I’ve been on the frontlines of the fight against human trafficking in Florida for nearly two decades. In that time, our state has made strides to protect the most vulnerable, but one issue still desperately needs our attention: the use of hotels and motels for trafficking.
Human trafficking bill a milestone – but also missing something | Guest CommentaryAs founder and president of Orlando-based United Abolitionists to Stop Human Trafficking, I know the lives that are at stake. Since 2018, I have been advocating to hold the lodging industry’s bad actors accountable for turning a blind eye to the exploitation of individuals staying at their establishments in Florida.I first became aware of this despicable practice at Super Bowl XLIII in Tampa in 2009, five years after I began advocating for victims in Central Florida. It was in Tampa that the FBI and other key stakeholders conducted the nation’s first human trafficking outreach. At this outreach, our law enforcement partners verified that traffickers were using hotels and motels to bring individuals victimized by human trafficking for those who want to buy them for a night or longer.
Since that time, I have been involved in educating the hospitality and tourism industry on how to identify and report human trafficking.
I was delighted in 2018 when Florida Sen. Lauren Book, a Broward County Democrat, proposed a bill allowing victims of human trafficking to sue hotels and motels that ignored the exploitation of innocent children, women and men at their establishments. Unfortunately, the bill died. It was revised in the next legislative session in 2019, but the ability for victims to sue was not included. Instead, the bill that passed, HB 851, required the training of specified hotel staff and other professions.
I had the privilege of being involved in creating the training, contracted by Pasco First, for what the state would require. Now the Florida Alliance to End Human Trafficking, a nonprofit organization created by the Florida Legislature, facilitates this one-hour training.

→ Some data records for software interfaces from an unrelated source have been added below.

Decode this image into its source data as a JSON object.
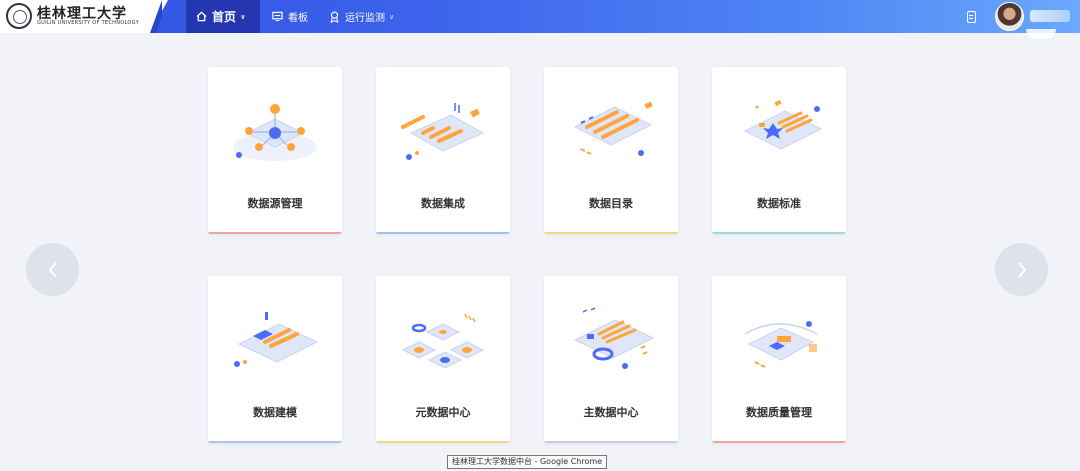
{
  "header": {
    "logo_cn": "桂林理工大学",
    "logo_en": "GUILIN UNIVERSITY OF TECHNOLOGY",
    "nav": [
      {
        "label": "首页",
        "icon": "home-icon",
        "active": true,
        "has_dropdown": true
      },
      {
        "label": "看板",
        "icon": "board-icon",
        "active": false,
        "has_dropdown": false
      },
      {
        "label": "运行监测",
        "icon": "monitor-icon",
        "active": false,
        "has_dropdown": true
      }
    ],
    "colors": {
      "bar_start": "#2f4fe0",
      "bar_end": "#6aa9fb",
      "active_tab": "#2437b0"
    }
  },
  "cards": [
    {
      "title": "数据源管理",
      "accent": "#f0a3a3"
    },
    {
      "title": "数据集成",
      "accent": "#9fc0f0"
    },
    {
      "title": "数据目录",
      "accent": "#f5d48a"
    },
    {
      "title": "数据标准",
      "accent": "#9fdcc9"
    },
    {
      "title": "数据建模",
      "accent": "#aac4ee"
    },
    {
      "title": "元数据中心",
      "accent": "#f5d48a"
    },
    {
      "title": "主数据中心",
      "accent": "#c2cde6"
    },
    {
      "title": "数据质量管理",
      "accent": "#f0a3a3"
    }
  ],
  "colors": {
    "illus_blue": "#4a6cf7",
    "illus_orange": "#ffa53b",
    "illus_light": "#dfe6f7"
  },
  "tooltip": "桂林理工大学数据中台 - Google Chrome"
}
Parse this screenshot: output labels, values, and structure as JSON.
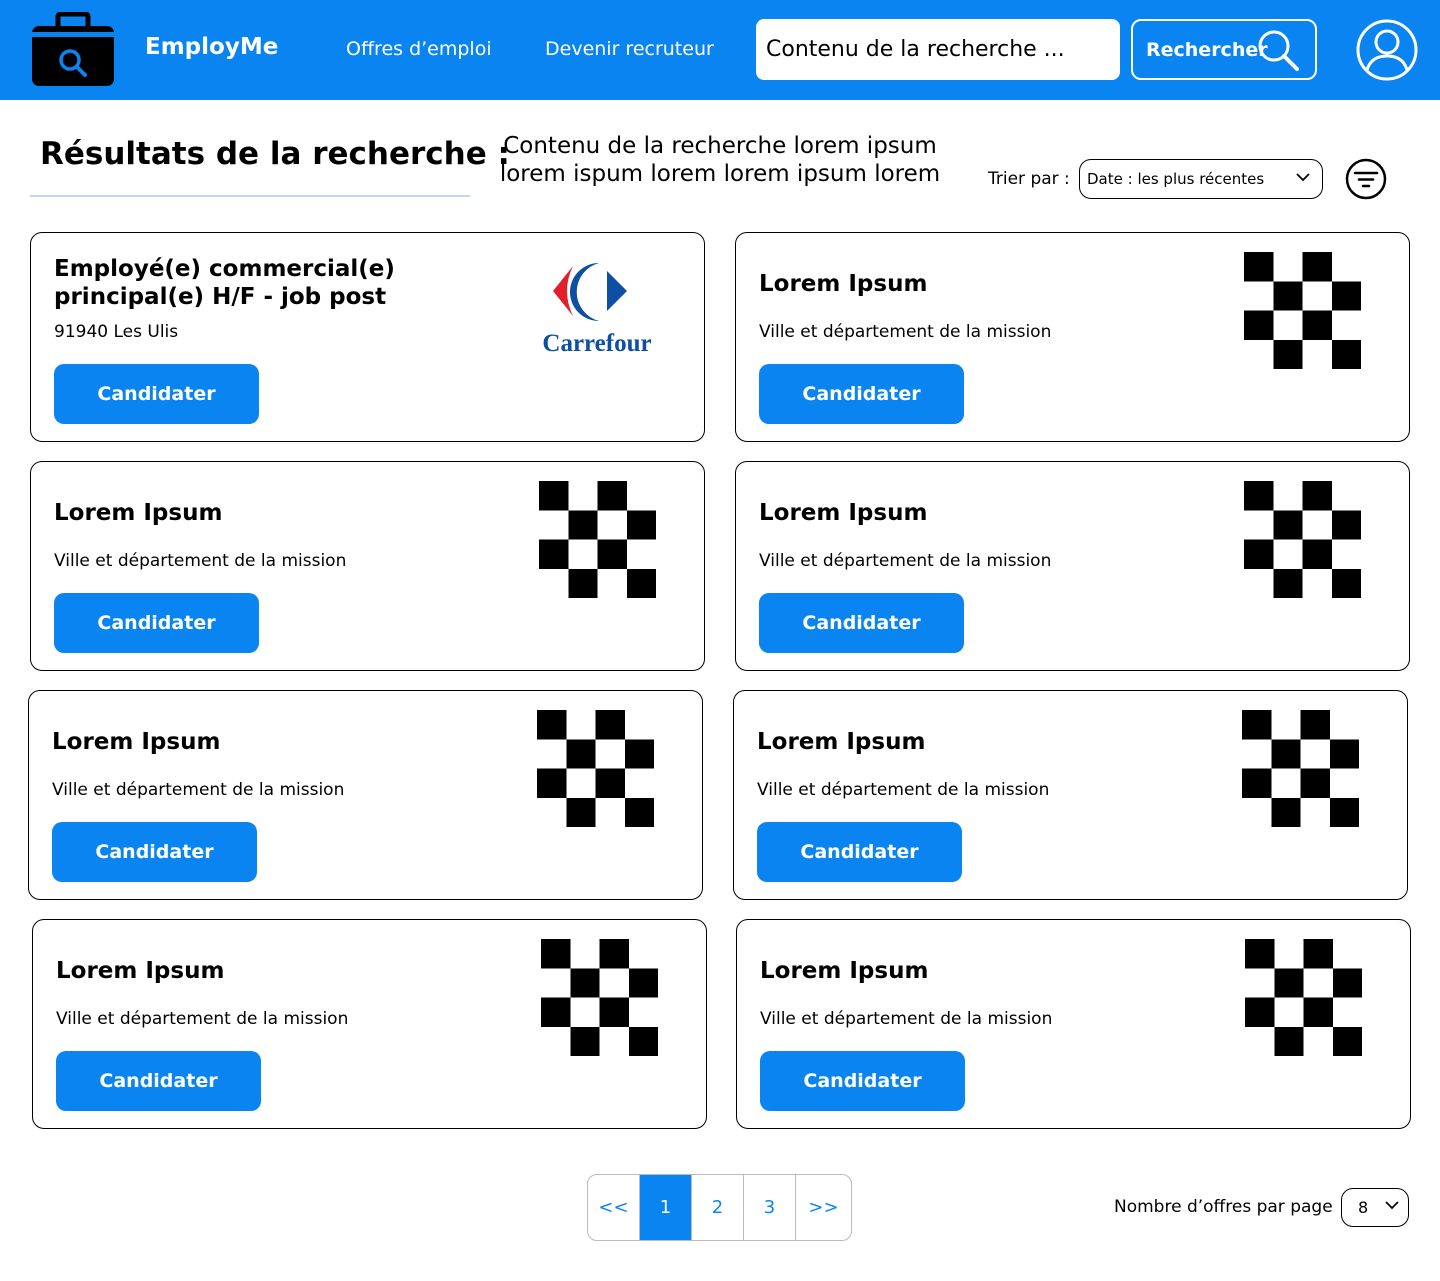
{
  "header": {
    "brand": "EmployMe",
    "nav": [
      "Offres d’emploi",
      "Devenir recruteur"
    ],
    "search_placeholder": "Contenu de la recherche ...",
    "search_button": "Rechercher",
    "color": "#0a84f0"
  },
  "results": {
    "title": "Résultats de la recherche :",
    "query": "Contenu de la recherche lorem ipsum lorem ispum lorem lorem ipsum lorem",
    "sort_label": "Trier par :",
    "sort_value": "Date : les plus récentes"
  },
  "jobs": [
    {
      "title": "Employé(e) commercial(e) principal(e) H/F - job post",
      "location": "91940 Les Ulis",
      "cta": "Candidater",
      "logo": "Carrefour"
    },
    {
      "title": "Lorem Ipsum",
      "location": "Ville et département de la mission",
      "cta": "Candidater",
      "logo": "checkerboard-placeholder"
    },
    {
      "title": "Lorem Ipsum",
      "location": "Ville et département de la mission",
      "cta": "Candidater",
      "logo": "checkerboard-placeholder"
    },
    {
      "title": "Lorem Ipsum",
      "location": "Ville et département de la mission",
      "cta": "Candidater",
      "logo": "checkerboard-placeholder"
    },
    {
      "title": "Lorem Ipsum",
      "location": "Ville et département de la mission",
      "cta": "Candidater",
      "logo": "checkerboard-placeholder"
    },
    {
      "title": "Lorem Ipsum",
      "location": "Ville et département de la mission",
      "cta": "Candidater",
      "logo": "checkerboard-placeholder"
    },
    {
      "title": "Lorem Ipsum",
      "location": "Ville et département de la mission",
      "cta": "Candidater",
      "logo": "checkerboard-placeholder"
    },
    {
      "title": "Lorem Ipsum",
      "location": "Ville et département de la mission",
      "cta": "Candidater",
      "logo": "checkerboard-placeholder"
    }
  ],
  "pagination": {
    "prev": "<<",
    "pages": [
      "1",
      "2",
      "3"
    ],
    "current": "1",
    "next": ">>",
    "per_page_label": "Nombre d’offres par page",
    "per_page_value": "8"
  }
}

The problem is that many hotels did not comply with the law and were never fined as the law stated would happen. According to a November investigation by the South Florida Sun Sentinel, more than 14,000 citations were issued to 6,669 lodging establishments since the original law went into effect in 2019. Each violation carried an up to $2,000-per-day fine, with the money supposed to benefit a support organization for human trafficking survivors. However, no fines were ever issued.
This year, Florida Republicans Taylor Yarkosky of Lake County and Toby Overdorf of Martin County proposed HB 7045, which would have allowed victims of human trafficking to sue hotels and motels as well as other businesses, such as adult theaters, where trafficking takes place. Unfortunately, the bill was revised to exclude hotels and motels.
We have heard from dozens of survivors over the years about how they were trafficked in lodging establishments. Dropping hotels and motels from HB 7045 is completely unacceptable as there has been bipartisan support in the various committees this session to bring accountability to these bad actors. Protecting Florida’s families, tourists and community at large should be a priority.
The majority of mainstream hotel chains are already doing the right thing by creating policies and procedures, instituting required training for employees and putting up signage. They would also be protected from frivolous litigation under HB 7045.
It’s time to stand up for those who are victimized daily by human trafficking in Florida. It’s time to be on the right side of justice!
Tomas J. Lares is founder and president of United Abolitionists to Stop Human Trafficking, based in Orlando.